Internet memes, the faces of the child stars on the covers of magazines, clothing ranges, Halloween costumes and a huge resurgence in love for Winona Ryder – just some of the ripple effects from this charming piece of 80s sci-fi horror nostalgia.
Not surprising, then, that it was granted a second season, and the hype amongst audiences around our return to Hawkins made it one of the biggest TV moments of the year.
But could Stranger Things 2 deliver?
We pick the story back up with the gang – now reunited with Will (Noah Schnapp) – a year after the Demogorgon rampaged the small town. They’re a little older but retain the spark and enthusiasm that made us love them the first time; and though Will managed to escape the Upside Down, he definitely did not do so unscathed.
Mike (Finn Wolfhard) seems lost without Eleven (Millie Bobby Brown), whom he grew so close to in the first season; Hopper (David Harbour) forms an unlikely companionship that provides some of the best moments of the show; and Nancy (Natalia Dyer) is still (seemingly) loved up with Steve (Joe Keery).
There’s some new characters in the mix – Sadie Sink plays Max, a master of the arcade that joins the group and comes between Lucas (Caleb McLaughlin) and Dustin (Gaten Matarazzo), and her animalistic brother Billy (Dacre Montgomery) becomes the human antagonist of the piece.

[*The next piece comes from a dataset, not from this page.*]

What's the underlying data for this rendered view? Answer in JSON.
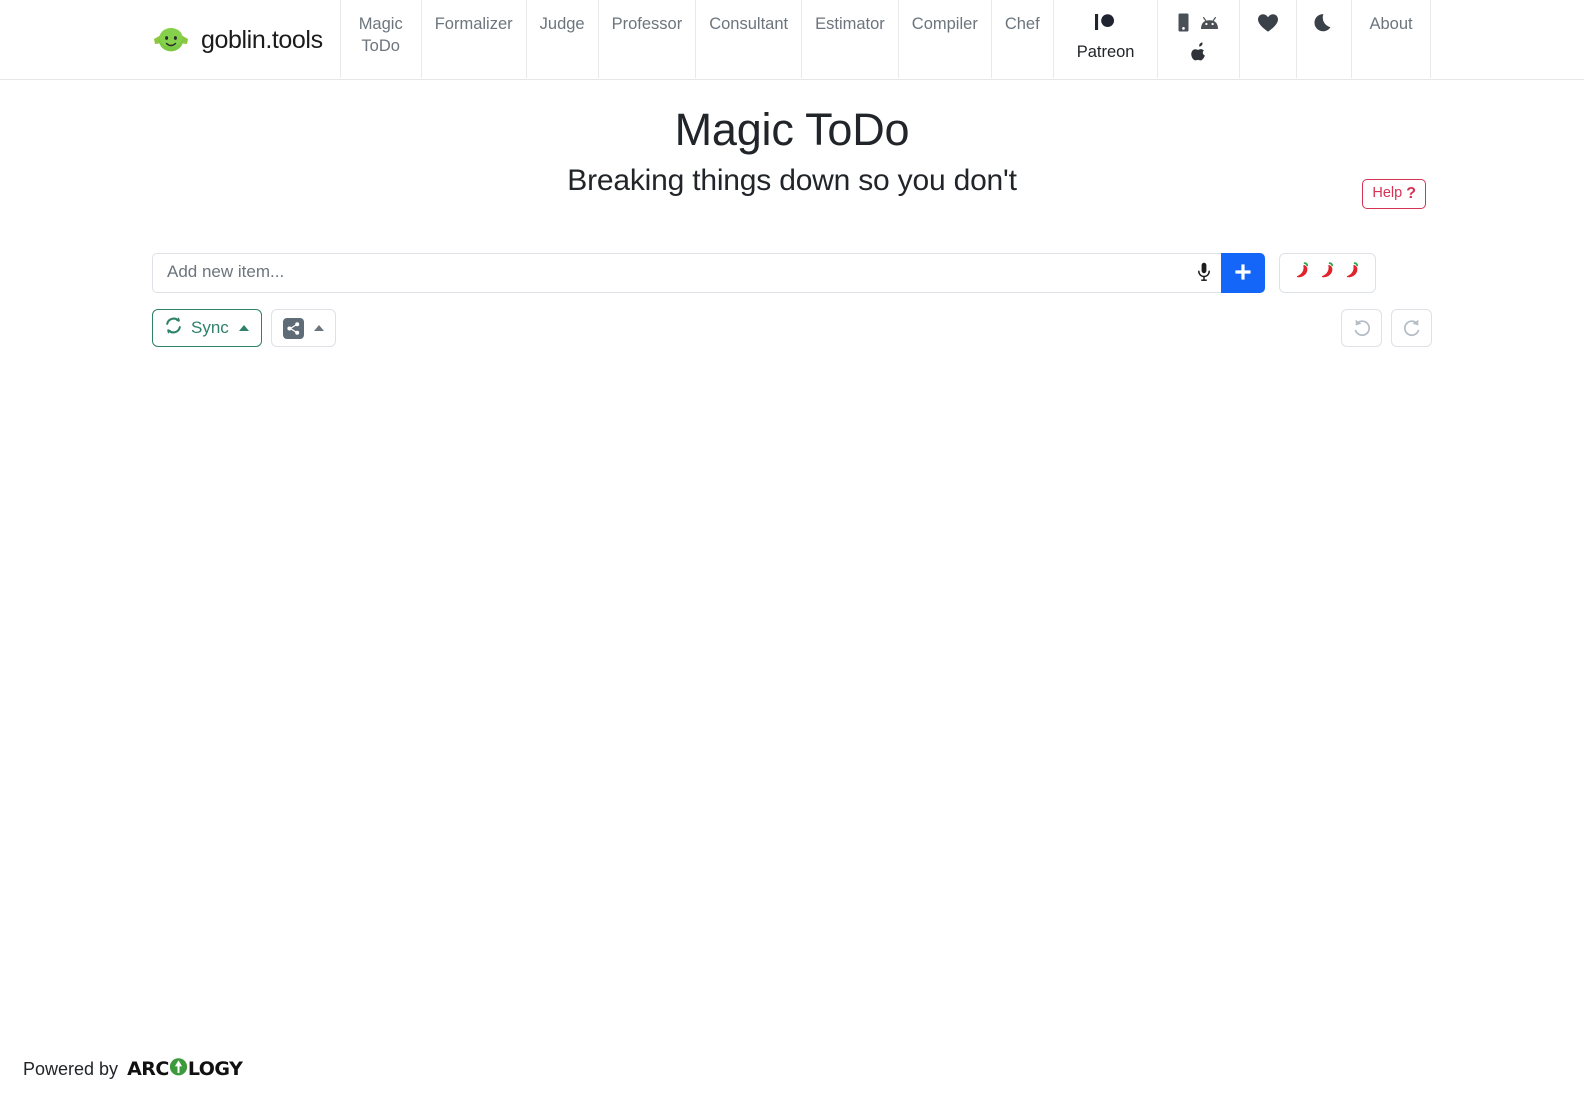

In a recent Empire feature, the Duffer brothers talked about how they always approached Stranger Things as a two parter, that the second season would be an extension of the first, rounding off the story – and that’s definitely how it comes across.
We see a lot of the same motifs from the first season – childish language to describe monsters or sci-fi concepts, the continued ramsacking of the Byers house, references to Dungeon & Dragons – but done in a bigger and better way. Whilst it all still works to suck you into the world as it did the first time round, you are aware of the show hitting the same beats.
The story may feel familiar, but the performances have majorly stepped up. Noah Schnapp as Will is remarkable, delivering some really intense and emotional scenes with the gravitas of a much older actor. He evokes fear and vulnerability and even dissociation so clearly, and his connection with his mum and Mike is palpable.
Millie Bobby Brown as Eleven is terrific yet again, and gives Schnapp a run for his money as to who steals the show. We learn a lot more about her character, which is great context for the story and the world as a whole, though can make for some of the weaker moments in the series. Her and Mike are separated for a fair while, and both Brown and Finn Wolfhard (Mike) show the emotional impact that has on them brilliantly.
All of the characters develop incredibly – Steve Harrington’s progression has become an internet and Twitter meme sensation, particularly his relationship with Dustin and how he becomes a caring figure for the kids.
Nancy and Jonathan (Charlie Heaton) have a subplot that is necessary but less gripping, but done really well by the two actors.
There’s various love triangles going on throughout the generations of the characters which makes for a interesting romantic spin on the plot, but it’s all done in a heartwarming way rather than cloying.
Just like the first season, there’s true, creepy horror in here too – episode 6 is a masterclass in scares, not to mention violence and themes of possession dotted throughout the story.
The verdict? We loved it. There’s ways that Stranger Things 2 is better than the first, but the familiarity and retreading of the plot means it’s 4 stars rather than 5. Whilst the characters most definitely have legs and fans will be delighted, we need to see something new story-wise if we’re to return to Hawkins.